We thank D. Barolin, J. Birks, A. Björken, C. Björken, S. Dahle, U. Deppe, G. Dussassois, J. V. Ferrández, T. Gassner, S. Giovanettina, F. Giuntoli, Ø. Lunde Heggebø, K. Herz, A. Jost, K. Kallnik, W. Kapfer, T. Kronstad, H. Laukeland, S. Nießner, M. Olson, P. Roux-Fouillet, K. Schofield, M. Suen, D. Watson, J. Wells Abbott, J. Zaremba and numerous additional helpers for fieldwork support; P. Barancˇ ok, J. L. Benito Alonso, M. Camenisch, G. Coldea, J. Dick, M. Gottfried, G. Grabherr, J. I. Holten, J. Kollár, P. Larsson, M. Mallaun, O. Michelsen, U. Molau, M. Pus¸ cas¸ , T. Scheurer, P. Unterluggauer, L. Villar, G.-R. Walther, and numerous helpers for data originating from the GLORIA network13; C. Jenks for linguistic support; and the following institutions for funding. M.J.S.: Danish Carlsbergfondet (CF14-0148), EU Marie Sklodowska-Curie action (grant 707491). C.R., V.S., S.W.: Velux Foundation, Switzerland. C.R., V.S., S.W., J.-P.T., P.V.: Swiss Federal Office for the Environment (FOEN). A.K.: Swiss National Science Foundation (31003A_144011 to C.R.), Basler Stiftung für biologische Forschung, Switzerland. J.K.: Fram Centre, Norway (362202). J.K., J.-A.G., P.C., B.J.: Polish-Norwegian Research Programme of the Norwegian National Centre for Research and Development (Pol-Nor/196829/87/2013). O.F.-A., M.J.H., S.P.: Instituto de Estudios Altoaragoneses (Huesca, Spain). S.D.: Austrian Climate Research Programme (ACRP, project 368575: DISEQU-ALP). F.J.: Botanical Society of Britain & Ireland; Alpine Garden Society, UK. M.J.H.: Felix de Azara research grant (IBERSUMIT project, DPH, Spain). R.K.: Slovak Research and Development Agency (APVV 0866-12). S.N., D.G.: VILLUM Foundation’s Young Investigator Programme (VKR023456; Denmark). S.P.: Ramón y Cajal fellowship (RYC-2013-14164, Ministerio de Economía y Competitividad, Spain). J.-C.S.: European Research Council (ERC-2012-StG-310886-HISTFUNC); VILLUM Investigator project (VILLUM FONDEN grant 16549; Denmark). S.W.: WSL internal grant (201307N0678, Switzerland); EU FP7 Interact Transnational Access (AlpFlor Europe). S.W., S.B., F.J., M.J.H.: Swiss Botanical Society Alpine Flower Fund. Time and effort was supported by sDiv, the Synthesis Centre of iDiv, Germany (DFG FZT 118, sUMMITDiv working group).
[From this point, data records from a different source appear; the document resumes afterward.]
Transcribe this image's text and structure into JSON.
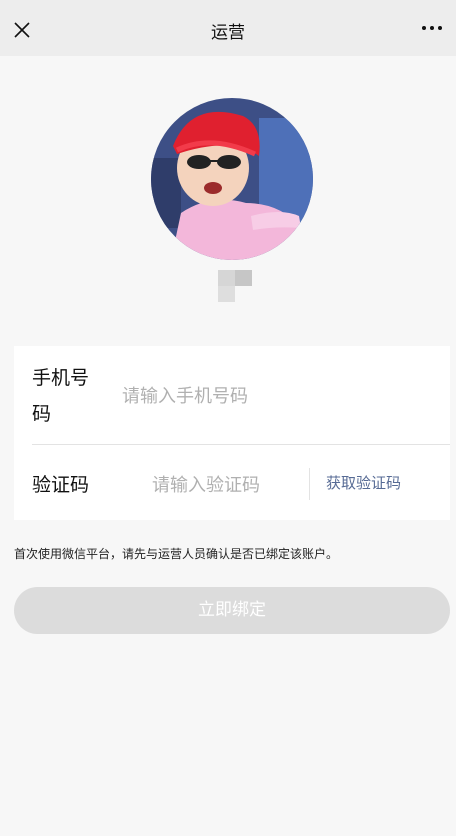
{
  "header": {
    "title": "运营",
    "close_icon": "close-icon",
    "more_icon": "more-icon"
  },
  "profile": {
    "avatar": "user-avatar",
    "name_masked": "pixelated-name"
  },
  "form": {
    "phone_label": "手机号码",
    "phone_placeholder": "请输入手机号码",
    "phone_value": "",
    "code_label": "验证码",
    "code_placeholder": "请输入验证码",
    "code_value": "",
    "get_code_label": "获取验证码"
  },
  "notice": "首次使用微信平台，请先与运营人员确认是否已绑定该账户。",
  "bind_button": {
    "label": "立即绑定",
    "disabled": true
  },
  "colors": {
    "topbar": "#ededed",
    "background": "#f7f7f7",
    "link": "#576b95",
    "disabled_button": "#dcdcdc"
  }
}
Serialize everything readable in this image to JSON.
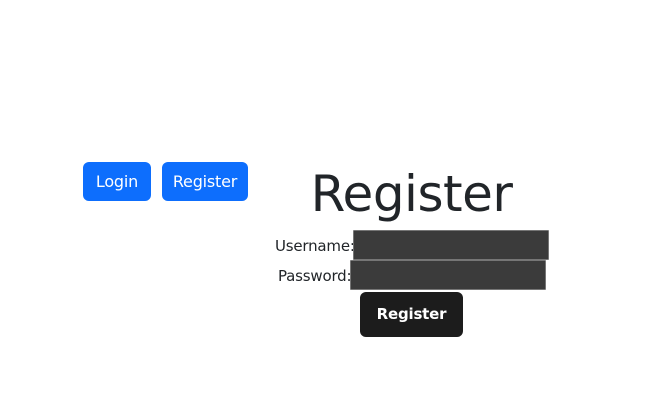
{
  "nav": {
    "login_label": "Login",
    "register_label": "Register"
  },
  "form": {
    "title": "Register",
    "username_label": "Username:",
    "username_value": "",
    "password_label": "Password:",
    "password_value": "",
    "submit_label": "Register"
  },
  "colors": {
    "primary": "#0d6efd",
    "dark": "#1c1c1c",
    "input_bg": "#3b3b3b",
    "text": "#212529"
  }
}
- climate-change ecology
- climate-change impacts
- plant sciences